Plant dedication is a reminder that water is a gift

By 
From Where I Sit ... By Avis Anderson
Sunday, August 8, 2021
Article Image Alt Text

What a pleasure! To be involved in the dedication of the new water treatment plant was the end of a huge undertaking for the City of Glendive. It follows the waste treatment center of a couple years ago. Because these facilities are tucked back off the main street and because their development has taken many years both in the planning and construction phases it is easy for them to get lost in other activities.

But today walking around the various buildings and looking at the water flowing into the facility, through the settling ponds and out for Glendive citizenry to use is amazing. It took great foresight to lay out the plan and bring it to fruition.

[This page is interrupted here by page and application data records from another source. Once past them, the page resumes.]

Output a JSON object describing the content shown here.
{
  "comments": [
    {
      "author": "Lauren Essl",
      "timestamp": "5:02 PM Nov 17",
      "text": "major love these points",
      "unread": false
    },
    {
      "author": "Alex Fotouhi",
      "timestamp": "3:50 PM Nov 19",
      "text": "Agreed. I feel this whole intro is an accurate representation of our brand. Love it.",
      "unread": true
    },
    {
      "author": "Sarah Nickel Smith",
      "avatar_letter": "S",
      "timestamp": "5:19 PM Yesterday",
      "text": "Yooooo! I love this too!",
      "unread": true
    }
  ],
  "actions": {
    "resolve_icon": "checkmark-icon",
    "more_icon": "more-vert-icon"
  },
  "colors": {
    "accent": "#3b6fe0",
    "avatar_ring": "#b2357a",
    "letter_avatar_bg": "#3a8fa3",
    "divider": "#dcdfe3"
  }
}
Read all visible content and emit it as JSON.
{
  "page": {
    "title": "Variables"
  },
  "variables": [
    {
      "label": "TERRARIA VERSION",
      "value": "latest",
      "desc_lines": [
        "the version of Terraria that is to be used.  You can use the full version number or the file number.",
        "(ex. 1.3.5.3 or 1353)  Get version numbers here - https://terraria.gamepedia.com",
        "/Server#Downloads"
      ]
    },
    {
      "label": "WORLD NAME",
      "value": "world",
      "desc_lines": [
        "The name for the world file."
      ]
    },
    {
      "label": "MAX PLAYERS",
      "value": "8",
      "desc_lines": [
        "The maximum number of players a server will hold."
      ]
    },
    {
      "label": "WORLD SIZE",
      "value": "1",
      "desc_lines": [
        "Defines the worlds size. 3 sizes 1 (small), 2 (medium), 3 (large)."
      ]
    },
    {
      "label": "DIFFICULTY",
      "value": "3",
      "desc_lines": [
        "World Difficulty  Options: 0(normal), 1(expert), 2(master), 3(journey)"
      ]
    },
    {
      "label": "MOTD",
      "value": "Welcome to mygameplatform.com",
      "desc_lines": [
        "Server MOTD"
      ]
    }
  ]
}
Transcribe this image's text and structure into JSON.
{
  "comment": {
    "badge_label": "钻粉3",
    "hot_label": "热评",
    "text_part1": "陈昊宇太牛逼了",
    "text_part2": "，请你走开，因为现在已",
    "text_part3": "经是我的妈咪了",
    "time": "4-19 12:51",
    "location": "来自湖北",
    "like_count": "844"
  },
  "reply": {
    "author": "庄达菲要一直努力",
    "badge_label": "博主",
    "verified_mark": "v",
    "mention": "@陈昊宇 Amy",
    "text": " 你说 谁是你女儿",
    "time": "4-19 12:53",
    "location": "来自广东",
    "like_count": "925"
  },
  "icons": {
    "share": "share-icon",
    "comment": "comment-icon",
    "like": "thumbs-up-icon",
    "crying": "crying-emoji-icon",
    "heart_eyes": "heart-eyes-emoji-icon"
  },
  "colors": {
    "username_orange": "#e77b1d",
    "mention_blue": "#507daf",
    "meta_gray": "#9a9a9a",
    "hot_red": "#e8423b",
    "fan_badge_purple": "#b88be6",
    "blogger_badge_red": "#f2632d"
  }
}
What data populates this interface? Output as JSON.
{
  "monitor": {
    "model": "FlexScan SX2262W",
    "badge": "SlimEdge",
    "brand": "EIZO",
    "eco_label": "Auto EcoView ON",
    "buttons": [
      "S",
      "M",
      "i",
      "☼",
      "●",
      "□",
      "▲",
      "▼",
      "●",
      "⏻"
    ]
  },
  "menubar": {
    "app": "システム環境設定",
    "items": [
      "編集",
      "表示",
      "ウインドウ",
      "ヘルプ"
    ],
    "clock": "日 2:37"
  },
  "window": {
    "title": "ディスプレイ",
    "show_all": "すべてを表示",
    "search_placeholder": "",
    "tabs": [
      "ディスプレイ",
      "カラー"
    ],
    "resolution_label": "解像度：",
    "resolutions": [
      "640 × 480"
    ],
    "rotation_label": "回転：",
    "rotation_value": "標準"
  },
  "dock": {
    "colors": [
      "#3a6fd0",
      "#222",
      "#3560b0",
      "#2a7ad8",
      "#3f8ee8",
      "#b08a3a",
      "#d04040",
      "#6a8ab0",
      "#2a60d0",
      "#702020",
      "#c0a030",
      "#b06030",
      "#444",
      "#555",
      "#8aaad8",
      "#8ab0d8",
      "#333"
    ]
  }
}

Glendive now will have plenty of clean, drinkable water for over 50 years and more to come.

The water is tested every hour for its ph level. The plant manager said the water can change very quickly depending on where the water is coming from — snow melt, rain, etc. It is a science, bringing clean water to a community and we are privileged to have the best. At Glendive’s founding in 1881, people got their water from the Yellowstone River. Someone would haul it out in barrels and then walk around and sell it. Typhoid fever was a frequent visitor to the community coming as it did from water that was not purified. To see this new facility and then to consider our water supply 150 years ago is to be overwhelmed by what we have. Many communities in Montana are on water rationing but that is a problem Glendive will not face for many years.

Looking at the pure drinking water, tested and filtered and made available to the community is to be reminded of the millions of people who cannot trust their water. In our own country we have the example of Flint, Michigan, the many Indian reservations which do not have available drinking water and the polluted water that creeps in to many poor communities. Then we go to third world nations where wells are not available and whether in Africa, South America or Asia people walk many miles and carry water for their needs. Traveling through parts of India in the 1970s, large ponds in farming villages had cattle standing in one end of the pond and women washing their dishes at the other end without any kind of filter system. In many inland villages women carried water in pots on top of their heads and walked for many miles to bring it home. During the monsoon season the ocean fish catches could not be eaten because of water pollution. Children played in water where the dishes and the clothes were washed and garbage and algae floated on top of the same water. Bottled drinking water was the only really safe water one could find and that was in the cities.

In this day and age unpolluted water, air and soil are not to be taken lightly. Tainted water is something this community has dealt with in the not so distant past and we must constantly be on guard. Indian communities fighting against pipelines going under or through their water sources are concerned about the dangers this may bring to their water supply. Big companies are quick to use political and legal methods to push the pipelines through.

If nothing else, this new water plant is a reminder that clean municipal water is not a right, but rather a service provided by city government. Water is a gift for us to cherish, take care of and not take for granted. This water treatment facility and its staff work quietly and steadily and will fortunately be with us for many years to come.

Avis R. Anderson is a retired member of the Glendive community. Her online blog can be found at www.prairienewdays.com.

Category: